The technology could revolutionise the logistics industry and reduce traffic and air pollution. Without traffic jams, goods could be transported at high speeds and to accurate timetables around the clock, theoretically without causing disruption to people living near main roads. Other services (e.g. oil, gas, water, and electricity) are delivered via underground media - the Post Office employed underground delivery methods years ago in London - so the idea feels feasible. The development and operation of this new system could also boost employment in the construction and engineering sectors.
The question for logistics companies is whether to get on board immediately if the study proves successful in the hope that investment could lead to market domination. There is a danger of getting left behind if customers choose the potentially more environmentally-friendly and reliable underground methods even if the costs are greater. Meanwhile, as roads get slower and more expensive to travel on, the traditional model of a logistics company may need reviewing.
However, despite reports of certain companies’ (e.g. DHL) involvement from early on, others may be sceptical. Developing technology of this nature is slow and costly, without the guarantee it’ll ever be put into practice. Digging tunnels for tubes will cause protests by neighbours even if scientists can locate routes to avoid disrupting existing pipes, supply lines and drains.
Inhabitants may worry about ground stability, vibrations and noise from the tubes below. Recent fracking-related protests are a prime example of how a community’s sentiments can cause disruption to proposed developments. If the tunnelling companies are unable to buy all the land they need, will the landowners grant them tunnelling rights under their properties or will the government have to pass legislation to give them rights, possibly with compensation to the landowners?
Even if there’s sufficient funding for the development and operation of the system, it’s hard to predict reliability and safety, which may be harder to control and maintain than overground transport methods.
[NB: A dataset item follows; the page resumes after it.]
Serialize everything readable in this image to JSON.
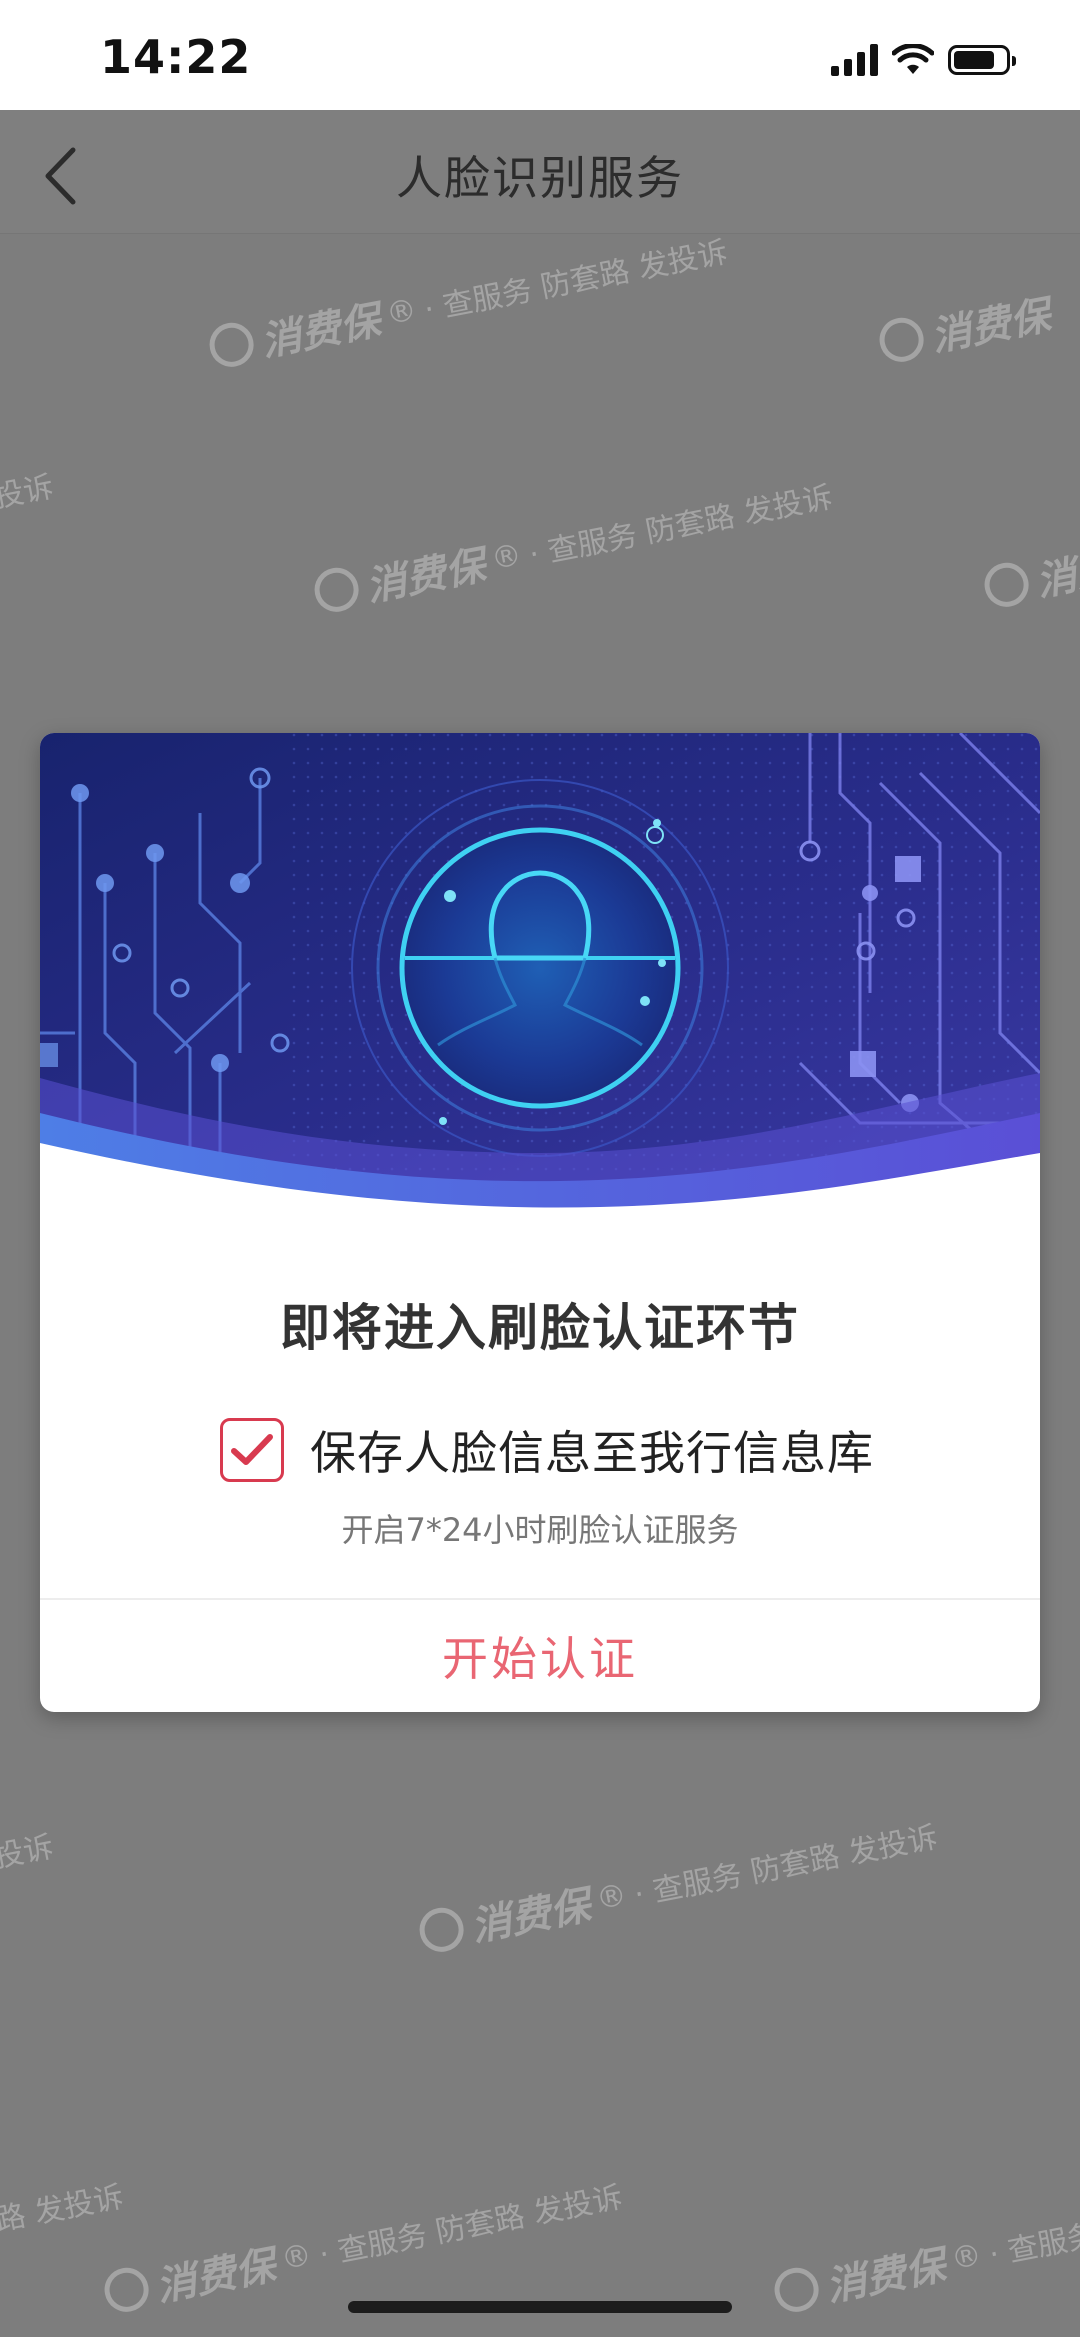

Rafts of legal contracts would be necessary throughout the operation for the initial purchasing or leasing of land, for the grant of rights to create and use tunnels, for general construction work, for use of the tube and between carriers and their clients ensuring transmission of goods from and to the drop-off and pick-up points of the tunnels.
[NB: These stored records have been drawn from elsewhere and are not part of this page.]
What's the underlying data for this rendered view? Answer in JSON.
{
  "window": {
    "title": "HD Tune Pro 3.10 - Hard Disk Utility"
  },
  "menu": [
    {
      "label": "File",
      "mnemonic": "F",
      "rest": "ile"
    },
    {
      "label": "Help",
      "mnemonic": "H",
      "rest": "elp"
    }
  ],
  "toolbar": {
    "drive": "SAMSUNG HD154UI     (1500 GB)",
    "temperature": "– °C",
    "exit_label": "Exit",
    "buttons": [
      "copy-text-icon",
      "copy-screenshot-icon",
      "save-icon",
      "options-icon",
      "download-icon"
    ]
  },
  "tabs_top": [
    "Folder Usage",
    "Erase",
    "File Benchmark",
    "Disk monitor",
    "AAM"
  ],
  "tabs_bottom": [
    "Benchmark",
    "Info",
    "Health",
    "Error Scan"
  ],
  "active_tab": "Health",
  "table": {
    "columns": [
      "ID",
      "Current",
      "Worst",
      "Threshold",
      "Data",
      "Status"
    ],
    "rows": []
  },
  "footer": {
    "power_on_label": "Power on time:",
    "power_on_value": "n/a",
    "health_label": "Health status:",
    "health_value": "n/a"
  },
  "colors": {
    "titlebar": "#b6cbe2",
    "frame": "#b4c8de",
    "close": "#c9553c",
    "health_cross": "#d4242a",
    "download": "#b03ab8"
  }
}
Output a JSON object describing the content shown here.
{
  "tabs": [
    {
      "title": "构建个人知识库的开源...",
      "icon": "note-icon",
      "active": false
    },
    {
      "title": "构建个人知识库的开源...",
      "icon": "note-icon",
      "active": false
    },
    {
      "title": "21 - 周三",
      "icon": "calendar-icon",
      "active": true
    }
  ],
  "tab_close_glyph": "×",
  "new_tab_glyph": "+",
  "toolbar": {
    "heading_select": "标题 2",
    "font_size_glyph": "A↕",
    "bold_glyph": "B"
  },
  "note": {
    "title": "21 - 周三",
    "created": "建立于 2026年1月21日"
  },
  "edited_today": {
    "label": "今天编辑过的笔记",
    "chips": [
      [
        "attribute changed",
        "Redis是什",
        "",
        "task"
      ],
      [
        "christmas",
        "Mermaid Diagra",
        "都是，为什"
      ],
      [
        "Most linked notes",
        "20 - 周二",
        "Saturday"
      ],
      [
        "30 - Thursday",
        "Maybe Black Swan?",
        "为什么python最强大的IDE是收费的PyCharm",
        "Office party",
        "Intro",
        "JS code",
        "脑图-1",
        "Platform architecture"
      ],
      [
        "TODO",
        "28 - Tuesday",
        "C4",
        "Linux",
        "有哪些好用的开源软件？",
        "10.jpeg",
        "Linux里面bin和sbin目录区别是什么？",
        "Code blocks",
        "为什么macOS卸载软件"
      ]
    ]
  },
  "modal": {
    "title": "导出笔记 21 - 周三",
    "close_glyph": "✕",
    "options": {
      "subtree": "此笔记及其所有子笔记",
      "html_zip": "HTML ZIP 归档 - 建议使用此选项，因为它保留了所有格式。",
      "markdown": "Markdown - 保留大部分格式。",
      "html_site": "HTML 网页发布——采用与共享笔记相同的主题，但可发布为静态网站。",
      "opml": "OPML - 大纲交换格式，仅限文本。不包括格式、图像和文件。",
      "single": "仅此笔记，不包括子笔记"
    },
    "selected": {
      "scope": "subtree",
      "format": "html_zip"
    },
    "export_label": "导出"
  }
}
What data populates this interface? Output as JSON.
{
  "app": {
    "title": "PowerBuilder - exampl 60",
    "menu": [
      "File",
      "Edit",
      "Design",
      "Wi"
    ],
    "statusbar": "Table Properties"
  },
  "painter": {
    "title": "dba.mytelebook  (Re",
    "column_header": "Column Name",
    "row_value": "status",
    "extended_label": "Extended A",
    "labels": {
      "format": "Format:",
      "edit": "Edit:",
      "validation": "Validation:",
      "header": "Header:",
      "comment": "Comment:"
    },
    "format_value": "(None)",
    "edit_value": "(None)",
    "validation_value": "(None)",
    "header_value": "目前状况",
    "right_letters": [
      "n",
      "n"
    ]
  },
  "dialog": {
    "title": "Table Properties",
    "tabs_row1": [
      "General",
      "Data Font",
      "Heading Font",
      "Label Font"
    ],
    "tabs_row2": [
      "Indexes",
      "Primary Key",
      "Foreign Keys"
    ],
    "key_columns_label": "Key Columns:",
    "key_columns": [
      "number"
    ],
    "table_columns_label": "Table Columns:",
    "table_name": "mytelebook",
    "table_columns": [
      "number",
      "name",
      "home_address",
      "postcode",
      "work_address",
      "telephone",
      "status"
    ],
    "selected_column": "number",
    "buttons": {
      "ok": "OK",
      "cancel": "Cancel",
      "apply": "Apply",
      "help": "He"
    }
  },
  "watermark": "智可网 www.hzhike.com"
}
Where additional forms of transport and carriers are involved, there’s an increased potential for damage to goods, resulting in litigation. Depots and storage premises would be required wherever the tubes surface, potentially leading to more construction and property transactions as the industry shifts its focus to both transport methods and prime locations for business.
Logistics companies should watch the developments carefully. The science fiction of today could easily become reality tomorrow and success in the future may literally lie beneath our feet.
☛ Gemma James is a partner at law firm Mundays